TV watchers have been saying for years that American network television, well, sucks.The good stuff, they say, is on cable. Mad Men. Breaking Bad. The Walking Dead, The Newsroom. Dexter. On and on.
Network? Well, they've got a whole litany of tired police procedurals - about ten for every "Big Bang Theory" or "Modern Family". Even their most popular stuff like The Simpsons or Family Guy has been around a long time mostly because of their legendary status and not much more. They're not exactly raking in the Emmys or topping any critic's "best of the year" lists.
None of this is new. When there was no cable, everyone said TV was a vast wasteland anyway. When cable first came along, it was pretty lame. Then someone realized that not that many people were watching cable, so they could do pretty much what they wanted. So they experimented. At first, no one cared. But then people started catching on that cable was producing shows unlike the bland stuff on network. The Shield. The Wire. Deadwood. Shows that took risks; not just with language and sex, but with topics and characters. Does network have shows like these? No.
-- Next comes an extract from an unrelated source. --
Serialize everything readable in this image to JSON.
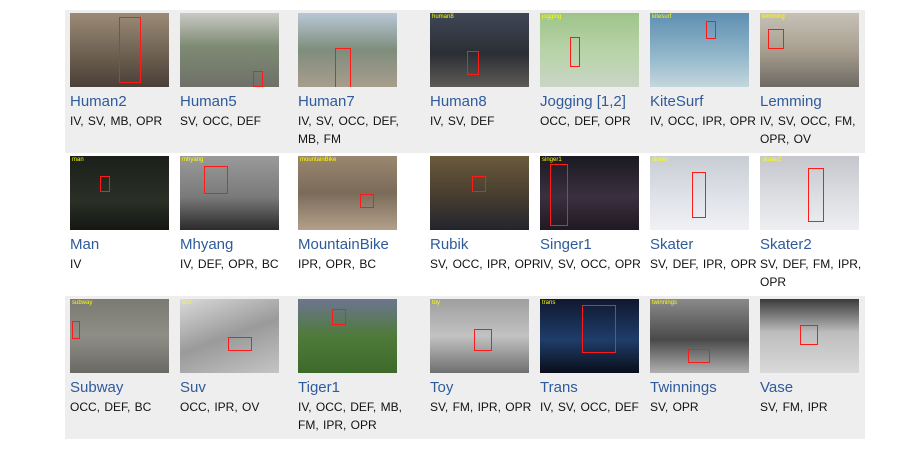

Just look at what shows scoop up accolades at award times.
And now there's British TV. Okay, British TV has been around a long time, you know, in Great Britain. Sure, Benny Hill and Monty Python and Fawlty Towers made it across the pond, but those series are pretty old. But it seems like in the last few years, interest in British TV has taken off.
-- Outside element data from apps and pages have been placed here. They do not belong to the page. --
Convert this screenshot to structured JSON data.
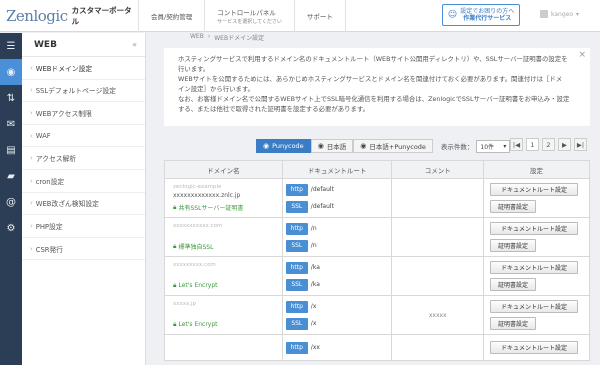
{
  "header": {
    "logo": "Zenlogic",
    "portal": "カスタマーポータル",
    "nav": [
      {
        "label": "会員/契約管理",
        "sub": ""
      },
      {
        "label": "コントロールパネル",
        "sub": "サービスを選択してください"
      },
      {
        "label": "サポート",
        "sub": ""
      }
    ],
    "banner_line1": "設定でお困りの方へ",
    "banner_line2": "作業代行サービス",
    "user": "kangeo"
  },
  "iconbar": [
    "menu-icon",
    "globe-icon",
    "arrows-icon",
    "mail-icon",
    "server-icon",
    "folder-icon",
    "at-icon",
    "gear-icon"
  ],
  "sidebar": {
    "title": "WEB",
    "collapse": "«",
    "items": [
      {
        "label": "WEBドメイン設定"
      },
      {
        "label": "SSLデフォルトページ設定"
      },
      {
        "label": "WEBアクセス制限"
      },
      {
        "label": "WAF"
      },
      {
        "label": "アクセス解析"
      },
      {
        "label": "cron設定"
      },
      {
        "label": "WEB改ざん検知設定"
      },
      {
        "label": "PHP設定"
      },
      {
        "label": "CSR発行"
      }
    ]
  },
  "breadcrumb": [
    "WEB",
    "›",
    "WEBドメイン設定"
  ],
  "info": {
    "line1": "ホスティングサービスで利用するドメイン名のドキュメントルート（WEBサイト公開用ディレクトリ）や、SSLサーバー証明書の設定を",
    "line2": "行います。",
    "line3": "WEBサイトを公開するためには、あらかじめホスティングサービスとドメイン名を関連付けておく必要があります。関連付けは［ドメ",
    "line4": "イン設定］から行います。",
    "line5": "なお、お客様ドメイン名で公開するWEBサイト上でSSL暗号化通信を利用する場合は、ZenlogicでSSLサーバー証明書をお申込み・設定",
    "line6": "する、または他社で取得された証明書を設定する必要があります。"
  },
  "tabs": [
    {
      "label": "Punycode"
    },
    {
      "label": "日本語"
    },
    {
      "label": "日本語+Punycode"
    }
  ],
  "count_label": "表示件数：",
  "count_value": "10件",
  "pager": [
    "|◀",
    "1",
    "2",
    "▶",
    "▶|"
  ],
  "table": {
    "headers": {
      "domain": "ドメイン名",
      "docroot": "ドキュメントルート",
      "comment": "コメント",
      "setting": "設定"
    },
    "rows": [
      {
        "d1": "zenlogic-example",
        "d2": "xxxxxxxxxxxxx.znlc.jp",
        "ssl": "共有SSLサーバー証明書",
        "http": "/default",
        "https": "/default",
        "comment": ""
      },
      {
        "d1": "xxxxxxxxxxx.com",
        "d2": "",
        "ssl": "標準独自SSL",
        "http": "/n",
        "https": "/n",
        "comment": ""
      },
      {
        "d1": "xxxxxxxxx.com",
        "d2": "",
        "ssl": "Let's Encrypt",
        "http": "/ka",
        "https": "/ka",
        "comment": ""
      },
      {
        "d1": "xxxxx.jp",
        "d2": "",
        "ssl": "Let's Encrypt",
        "http": "/x",
        "https": "/x",
        "comment": "xxxxx"
      },
      {
        "d1": "",
        "d2": "",
        "ssl": "",
        "http": "/xx",
        "https": "",
        "comment": ""
      }
    ],
    "proto_http": "http",
    "proto_ssl": "SSL",
    "btn_docroot": "ドキュメントルート設定",
    "btn_cert": "証明書設定"
  }
}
Should we thank Ricky Gervais for this? The original "The Office" was the first modern hit to cross the pond. Now British TV is all over American TV and streaming on our computers. Now some BBC shows are more popular here than American shows: Doctor Who, Downton Abbey, Luther, Orphan Black, Broadchurch, Sherlock.
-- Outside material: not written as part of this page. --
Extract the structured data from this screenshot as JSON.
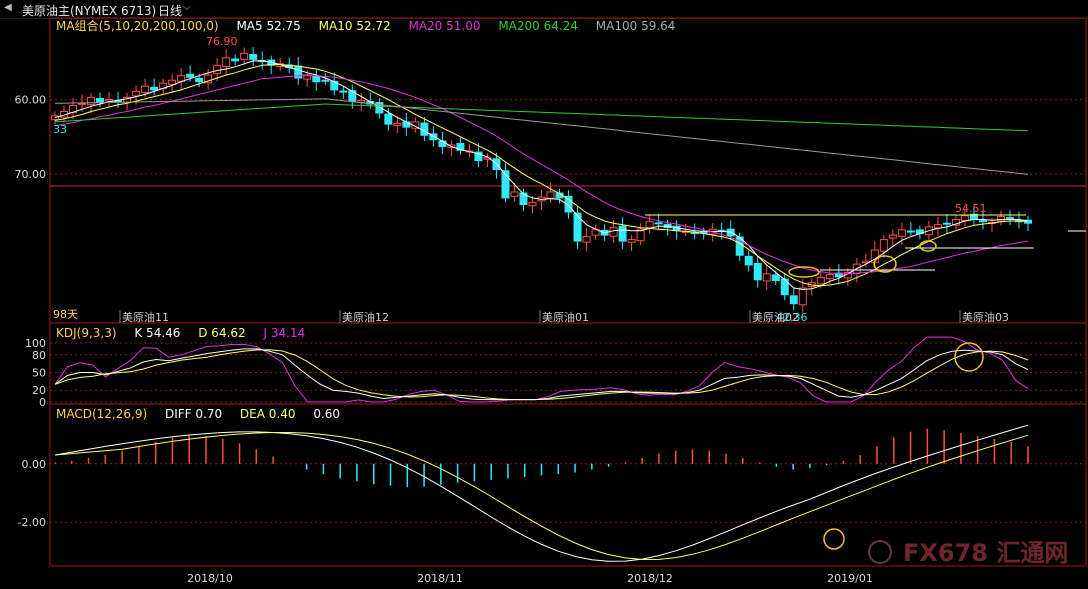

Why? Is it the accents? Is it the thrill of seeing people drive on the left side of the road? Is it David Tennant? (Isn't he dreamy? Yeah, I said it. Look at him and tell me I'm wrong.)
I don't really know the answer. But I think it comes down to a passion for story that's lacking from a lot of American TV. Over here, we're good at fast-paced, big budget, laugh track-fueled events. Shows from Britain can do that too, but these that I mentioned sort of eschew (yay me for finally having a good excuse to use that word) the glittery trappings of TV shows that American productions, conversely, rely on too much.
Consider: there have been lots of workplace comedies in the last decade. Most of them were downsized in the ratings. But when Americans set about remaking "The Office" in the mold of the British original, it was a monster hit.
In 1996, an American network tried to reboot British Sci-FI institution Doctor Who and it crashed and burned. British writers and producers took on the challenge in 2005 and now Doctor Who is a global phenomenon.
So, American network TV, here's what you need to do to have a ratings and critical hit: take a chance on a truly unique character. Not a detective with a whacky quirk. An original take on humanity like Walter White or Don Draper or The Doctor. Once you've got your character, give Him or her a real story to tell. Only once you've got that story down can you pile on the glitz and special effects and ONLY THEN if story demands.
Okay, now that we've fixed TV, get to work.